Recently there has been an increase in  communication and some warming relations with Kayla. She spent this past weekend at her grandmother’s and by all accounts it went well. She appears open to the suggestion of leaving her current accommodations and staying there full time, a compromise we have long advocated.

There’s still work to be done. While waiting for the movie to begin, I received a text asking if I would be willing to pick her up from school the following day, an early release day. Soon after my agreement a follow up text asked if I’d be OK with a friend coming along. I replied that I was looking forward to spending some time alone with her and would rather this friend find her own transportation. The lights dimmed, the previews began, and I told her we’d talk more in the morning.

I woke up to a cancellation of our plans. Apparently the friend was one that for various reasons she would not be seeing again for some time. They found another ride and I found myself again shaking my head at breakdowns in communication. Information that could have greatly affected my response not being provided until too late.

It’s now been just over six months since Kayla left, time that we will never be able to replace. Time that she and her little sister will never be able to replace.

 

The bad guys are of course defeated in the end. Differences put aside for the greater good. New characters such as The Black Panther and a new Spider Man are welcome additions to the Marvel Universe and I look forward to both of their solo films.

The movie ends with The Avengers cordial, but still estranged. Presumably they will stay that way until May of 2018, when the first part of Avengers: Infinity War is released. A lot will change in those two years. Alaina will be turning seven and old enough to take along with me. Kayla will be close to nineteen, her future impossible to predict.

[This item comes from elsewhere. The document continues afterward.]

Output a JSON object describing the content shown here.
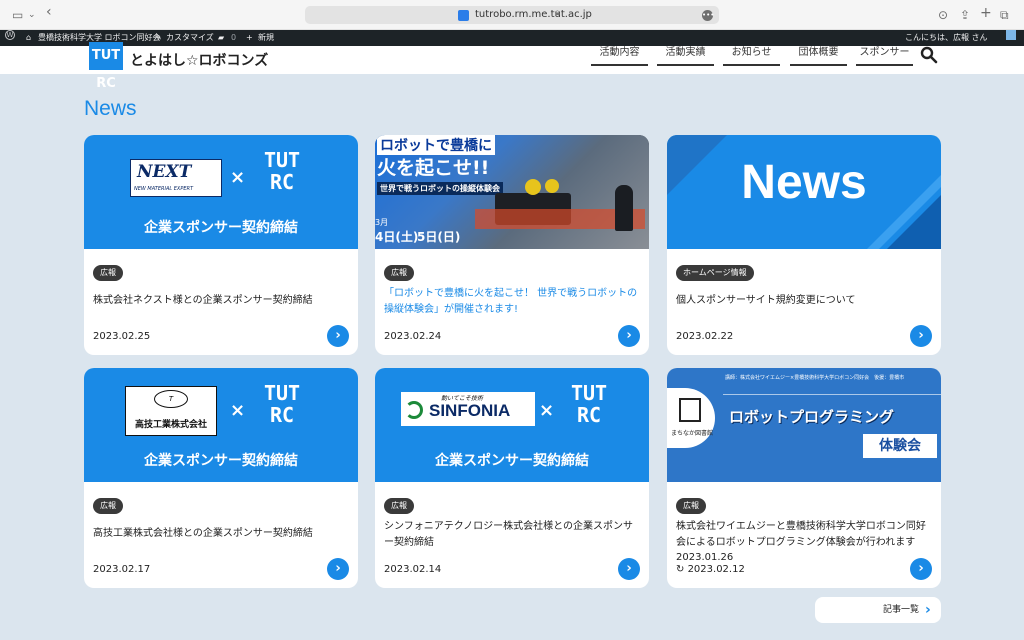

What I can predict, what I know to be true, is that those two years will pass in the blink of an eye. Both kids will change a lot in that time. I will change a lot in that time.

How awesome would it be if we could all go together though?